As business leaders, we’re conditioned to celebrate our successes. We make announcements to the public and media when we celebrate revenue milestones or launch a new product or feature. We apply for awards and send out news releases heralding our greatness when we win. We share the “secret recipe” for our success in hope that we and others can recreate the magic.
But collectively, we don’t spend much time talking about our missteps -- and much less digging into what went wrong, what we could have done better and what we learned from the entire experience. In business, failure is often swept under the rug to be forgotten.
Recently, I spoke at Fail Fest, a day-long festival that celebrates the role failure plays in innovation. Presented by Launch Fishers -- a co-working space for high-growth, high-potential enterprises backed by the City of Fishers -- Fail Fest draws business leaders from around the state of Indiana. Throughout the event, over 20 leaders took the stage and cast a spotlight on their lowest moments, their biggest lessons and what failure means to them.
Fail Fest was inspiring because, as speaker after speaker took the stage, there seemed to be a universal theme to what could be interpreted as frustrating experiences. In business, failure is inevitable. It’s what you do after you fail that makes a difference.
Formstack is no exception. When I came to Formstack in 2010, I had some failures under my belt, but they weren’t really processed as principals that I could learn from. I met with a business coach who encouraged our leadership team to come up with a culture code. As with country culture, a corporate culture code doesn’t dictate what’s right or wrong, but it does help provide feedback for how to behave despite challenging circumstances -- like failure.

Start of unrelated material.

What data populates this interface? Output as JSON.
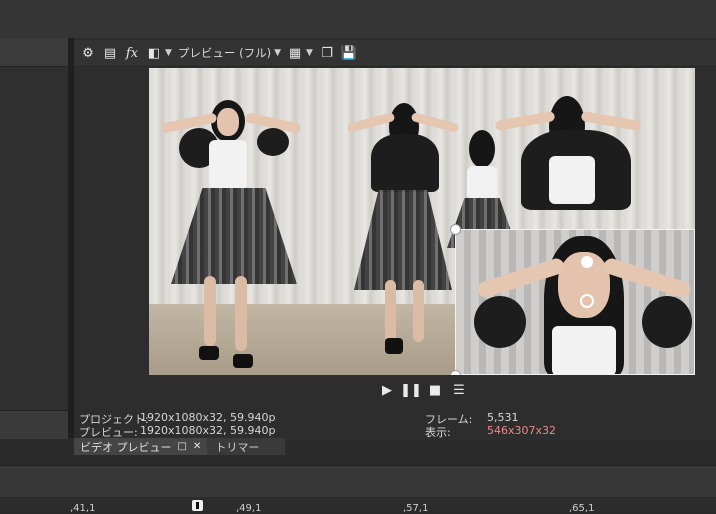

To help you turn your own failure into success, I’ve outlined three principals of the culture code we’ve introduced at Formstack. These principals represent three themes that emerged again and again during Fail Fest, and I’ve paired them with a few thoughts on how you can apply similar principals in your own endeavors.
1. Create a culture of transparency.
When things don’t go as planned, it’s human nature to want to close ranks. We don’t want to rehash our flops -- we want to pull the drapes, lick our wounds and forget about it.
But in business, this approach isn’t only self-indulgent. It can have a negative impact on your bottom line.
When it comes to overcoming failure, transparency is the name of the game. Why? Because transparency cultivates trust -- especially when things aren’t going as planned. It’s easy to talk about gains, but it’s more challenging to come to the table with honest talk about losses. The good news is that by keeping all vested parties looped in from the beginning, you build a culture of transparency that instills trust, and you can sustain this trust even after a failure.
Remember: Your employees, investors, partners and other stakeholders are part of your team. They all need reassurance after a failure. They need to know it’s okay to try and fail, as long as they learn from the experience. As your company’s leader, it’s your job to provide it. If appropriate, accept responsibility. But it’s more important to acknowledge the situation and offer a plan for recovery or other next steps.
2. See a problem, solve a problem.
Don’t wait for others to fix the problems in your business. After a failure, it’s tempting to “pass the buck” or delay acting on known problems until forced by regulation, public opinion or some other outside force. But this is a recipe for repeat failure.
Instead, evaluate what went wrong and learn from your past mistakes. Don’t rely on memory or company history to capture what you learned, either. Create a case study that details the experience, and follow it up with an actionable plan to prevent a repeat performance.
3. Be agile and innovative.
Failure is okay, especially if you learn from it. In order come up with new and innovative ideas, new concepts have to be tried. New ideas don’t need to be committed to for life, but trying something new and seeing if you can get traction is essential to growth.
Take Formstack, for example. We recently began working to build out a new section of our business. Although the new effort was a success, we realized we weren’t adequately supporting our traditional business. From this misstep, we made the choice to split into two business units: one that supports our new strategy and one that nurtures our strong revenue stream.
Being agile and innovative is especially important after a failure. Getting back on the horse isn’t the only path to recovery. It’s okay to try something new, too.
A final thought? Success covers a thousand sins. In failing, we get the chance to look under the rug and ask ourselves, “Is there something else we need to understand?”